“I was initially drawn to the unique green exterior,” says Candice Molayem, clothing designer and owner of Animal Crackers. “I had also seen photos of the inside when the previous owner lived there, and I loved her 1970s-style of decorating. The tall, slanted ceilings in the upstairs and the walk-in closet were huge draws, but really from the moment I stepped inside, I envisioned myself living there.”
While a decked-out, retro, 1970s interior might not draw everyone in, for Candice, this had always been a source of inspiration. “I have been fascinated by this era since I was a teenager,” she says. “It’s evolved a bit from the ’60s to the late ’70s and early ’80s disco era. For the past 10 years or so, I have also been very into retrofuturism. Everything from the 1970s feels like magic—the colors, shapes, and patterns all speak to me.”
So, nearly four years ago, Candice and her partner moved into the green dream house. For a wider appeal, the interior had been painted completely white when it was put on the market, but with Candice moving in, she made sure to paint every wall in the place.

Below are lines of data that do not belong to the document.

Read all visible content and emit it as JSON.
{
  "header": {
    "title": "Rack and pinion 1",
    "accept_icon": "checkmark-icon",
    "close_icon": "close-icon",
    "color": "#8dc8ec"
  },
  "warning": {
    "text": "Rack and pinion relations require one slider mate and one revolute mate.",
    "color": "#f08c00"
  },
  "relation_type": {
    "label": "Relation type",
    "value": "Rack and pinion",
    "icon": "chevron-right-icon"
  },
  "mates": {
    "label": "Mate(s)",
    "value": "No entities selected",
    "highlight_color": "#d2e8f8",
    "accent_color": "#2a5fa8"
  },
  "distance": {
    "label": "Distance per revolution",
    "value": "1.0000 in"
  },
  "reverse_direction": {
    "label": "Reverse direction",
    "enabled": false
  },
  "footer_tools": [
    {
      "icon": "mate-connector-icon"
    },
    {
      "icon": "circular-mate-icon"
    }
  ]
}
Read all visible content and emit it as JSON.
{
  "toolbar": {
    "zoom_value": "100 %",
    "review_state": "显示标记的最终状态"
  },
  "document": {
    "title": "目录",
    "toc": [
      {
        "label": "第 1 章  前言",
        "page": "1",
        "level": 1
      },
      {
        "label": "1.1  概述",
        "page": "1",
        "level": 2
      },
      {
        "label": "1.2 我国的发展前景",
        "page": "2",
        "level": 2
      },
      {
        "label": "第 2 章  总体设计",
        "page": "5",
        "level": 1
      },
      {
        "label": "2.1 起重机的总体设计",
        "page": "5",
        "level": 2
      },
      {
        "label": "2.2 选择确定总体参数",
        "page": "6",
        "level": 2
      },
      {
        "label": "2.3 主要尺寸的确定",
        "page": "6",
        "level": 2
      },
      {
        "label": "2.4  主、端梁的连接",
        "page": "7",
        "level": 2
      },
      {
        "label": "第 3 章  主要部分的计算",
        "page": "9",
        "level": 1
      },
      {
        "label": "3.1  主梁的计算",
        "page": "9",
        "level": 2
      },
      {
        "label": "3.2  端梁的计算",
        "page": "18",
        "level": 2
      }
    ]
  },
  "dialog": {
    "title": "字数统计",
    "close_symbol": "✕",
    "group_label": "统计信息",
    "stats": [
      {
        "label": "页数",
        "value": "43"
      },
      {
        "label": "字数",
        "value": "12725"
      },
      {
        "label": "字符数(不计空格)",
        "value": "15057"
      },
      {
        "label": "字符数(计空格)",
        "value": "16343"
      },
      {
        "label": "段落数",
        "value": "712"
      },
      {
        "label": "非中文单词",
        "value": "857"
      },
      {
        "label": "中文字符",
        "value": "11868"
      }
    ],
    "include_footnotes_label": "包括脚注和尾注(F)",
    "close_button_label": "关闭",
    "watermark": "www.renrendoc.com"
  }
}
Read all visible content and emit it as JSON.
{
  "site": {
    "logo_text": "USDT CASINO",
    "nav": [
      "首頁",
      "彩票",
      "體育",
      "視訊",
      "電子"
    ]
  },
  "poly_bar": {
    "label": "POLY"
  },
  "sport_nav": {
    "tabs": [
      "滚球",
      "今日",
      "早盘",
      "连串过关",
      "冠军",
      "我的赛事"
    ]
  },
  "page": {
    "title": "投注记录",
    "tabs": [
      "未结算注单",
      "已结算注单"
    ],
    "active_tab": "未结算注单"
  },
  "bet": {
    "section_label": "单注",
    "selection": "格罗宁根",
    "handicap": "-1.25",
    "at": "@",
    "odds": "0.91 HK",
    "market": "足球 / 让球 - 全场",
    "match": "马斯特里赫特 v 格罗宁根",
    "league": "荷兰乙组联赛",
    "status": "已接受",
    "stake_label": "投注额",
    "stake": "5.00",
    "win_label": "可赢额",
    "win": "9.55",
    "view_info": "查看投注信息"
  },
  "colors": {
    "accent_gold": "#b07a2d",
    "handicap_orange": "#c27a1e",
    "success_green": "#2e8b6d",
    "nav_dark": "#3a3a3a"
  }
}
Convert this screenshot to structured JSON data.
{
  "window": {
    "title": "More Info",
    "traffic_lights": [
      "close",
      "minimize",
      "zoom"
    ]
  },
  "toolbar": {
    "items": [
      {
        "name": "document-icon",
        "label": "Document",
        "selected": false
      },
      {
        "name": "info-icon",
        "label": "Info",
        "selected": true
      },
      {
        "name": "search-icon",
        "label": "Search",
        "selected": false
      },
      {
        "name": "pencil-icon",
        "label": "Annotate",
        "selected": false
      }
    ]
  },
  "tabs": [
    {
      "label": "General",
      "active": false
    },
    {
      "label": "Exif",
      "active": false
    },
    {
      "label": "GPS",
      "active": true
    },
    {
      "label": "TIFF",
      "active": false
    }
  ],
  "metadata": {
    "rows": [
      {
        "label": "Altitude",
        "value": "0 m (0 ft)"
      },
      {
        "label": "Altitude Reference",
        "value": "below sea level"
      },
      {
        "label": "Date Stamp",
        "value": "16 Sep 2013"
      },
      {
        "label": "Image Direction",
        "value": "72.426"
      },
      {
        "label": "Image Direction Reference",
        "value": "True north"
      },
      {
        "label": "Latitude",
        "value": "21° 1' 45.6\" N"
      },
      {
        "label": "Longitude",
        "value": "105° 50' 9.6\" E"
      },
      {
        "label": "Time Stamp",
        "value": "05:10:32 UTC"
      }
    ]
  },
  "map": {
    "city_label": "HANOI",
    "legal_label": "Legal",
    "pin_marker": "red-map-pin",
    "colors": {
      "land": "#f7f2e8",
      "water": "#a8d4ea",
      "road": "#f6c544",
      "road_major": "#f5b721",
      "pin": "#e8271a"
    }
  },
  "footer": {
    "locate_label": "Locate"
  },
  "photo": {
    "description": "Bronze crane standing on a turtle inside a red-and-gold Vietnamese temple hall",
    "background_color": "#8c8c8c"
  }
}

And when she means every wall, she means every wall got COLOR. The living room became cobalt blue, the bedroom became bright orange, the loft became neon green and was filled with neon green clothing and furniture.
“In the kitchen, we added wallpaper and installed an orange Bertazzoni stove. We also converted the garage to an office, design studio, and showroom for Animal Crackers,” says Candice. “I am deeply influenced by my environment, and I have spent years collecting vintage furniture and clothing to help create a space that inspires me. I want everything I am surrounded by to be beautiful and colorful.”
⚒ Do It Yourself
Make a mood board How does Candice make such bold walls work with her decor? “Think about how you want to feel in the room and go from there,” she says. “I always make a mood board before painting. I usually go completely monochromatic or I start with a dominant base color and pick two to three contrast colors.”
Let yourself evolve Despite having a solid method for decorating and design, Candice also notes that her process is very intuitive. “I am constantly iterating and playing around with different setups,” she says. “A home is an ever-evolving piece of art, so I try not to be completely married to any design choices.”
🛍 Shop It Out
All products featured on Architectural Digest are independently selected by our editors. However, when you buy something through our retail links, we may earn an affiliate commission.
Cobalt Blue Left Hand-Shaped Chair, $109, etsy.com
Set of 6 Rainbow Mugs by Heller, $60, comingsoonny.com
1970s Plastic Tabletop Drawers from Bi-Rite Studio, $125, biritestudio.com
Angeline Tiger Orange Area Rug by Hashtag Home, $23, wayfair.com
Originally Appeared on Architectural Digest